SOURCE DATA below:

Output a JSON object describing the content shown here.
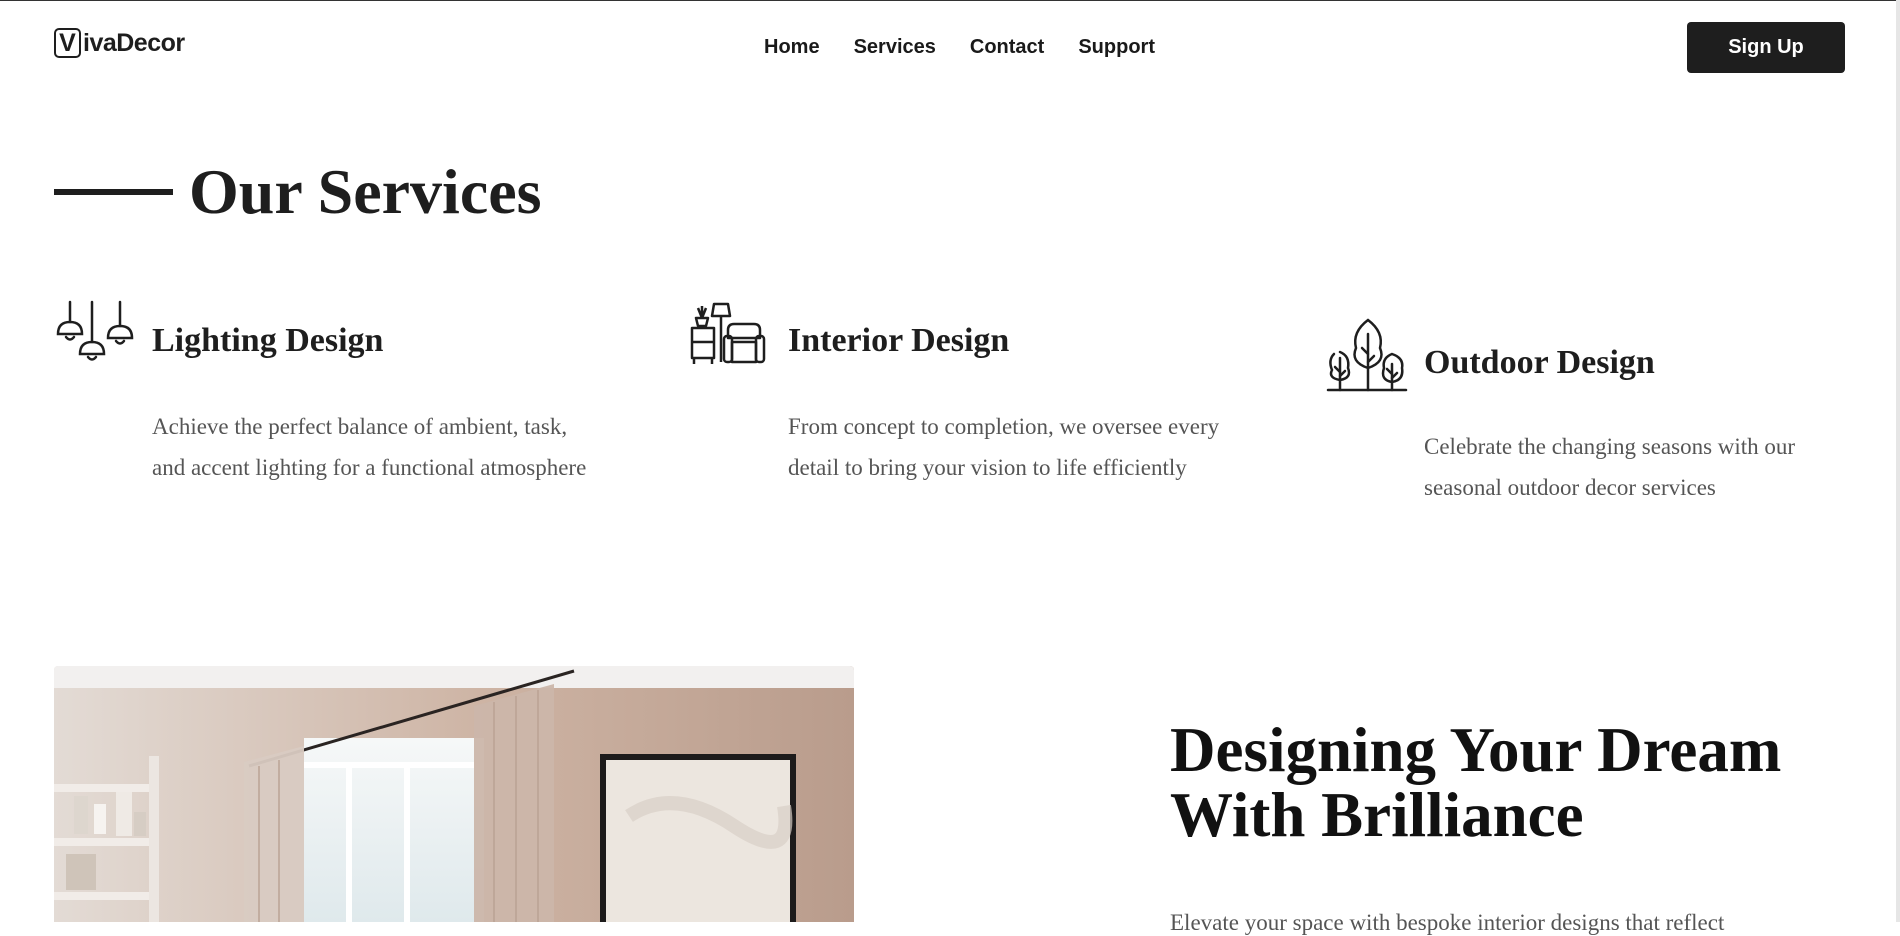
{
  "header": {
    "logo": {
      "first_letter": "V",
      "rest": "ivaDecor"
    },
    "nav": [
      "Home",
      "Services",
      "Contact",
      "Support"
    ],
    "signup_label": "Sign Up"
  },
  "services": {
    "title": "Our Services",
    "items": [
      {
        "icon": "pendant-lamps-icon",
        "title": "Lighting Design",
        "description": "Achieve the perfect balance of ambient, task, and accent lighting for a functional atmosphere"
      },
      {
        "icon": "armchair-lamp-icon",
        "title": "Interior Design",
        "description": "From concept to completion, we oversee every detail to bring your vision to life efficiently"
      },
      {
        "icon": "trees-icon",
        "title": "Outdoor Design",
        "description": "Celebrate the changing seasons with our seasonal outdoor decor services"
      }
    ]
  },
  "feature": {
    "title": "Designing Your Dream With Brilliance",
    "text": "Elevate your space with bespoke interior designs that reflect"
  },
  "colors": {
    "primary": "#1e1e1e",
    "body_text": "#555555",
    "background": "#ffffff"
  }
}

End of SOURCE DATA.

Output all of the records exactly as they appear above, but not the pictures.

> _WRITTEN SOLUTION_:
Output a JSON object describing the content shown here.
{
  "header": {
    "logo": {
      "first_letter": "V",
      "rest": "ivaDecor"
    },
    "nav": [
      "Home",
      "Services",
      "Contact",
      "Support"
    ],
    "signup_label": "Sign Up"
  },
  "services": {
    "title": "Our Services",
    "items": [
      {
        "icon": "pendant-lamps-icon",
        "title": "Lighting Design",
        "description": "Achieve the perfect balance of ambient, task, and accent lighting for a functional atmosphere"
      },
      {
        "icon": "armchair-lamp-icon",
        "title": "Interior Design",
        "description": "From concept to completion, we oversee every detail to bring your vision to life efficiently"
      },
      {
        "icon": "trees-icon",
        "title": "Outdoor Design",
        "description": "Celebrate the changing seasons with our seasonal outdoor decor services"
      }
    ]
  },
  "feature": {
    "title": "Designing Your Dream With Brilliance",
    "text": "Elevate your space with bespoke interior designs that reflect"
  },
  "colors": {
    "primary": "#1e1e1e",
    "body_text": "#555555",
    "background": "#ffffff"
  }
}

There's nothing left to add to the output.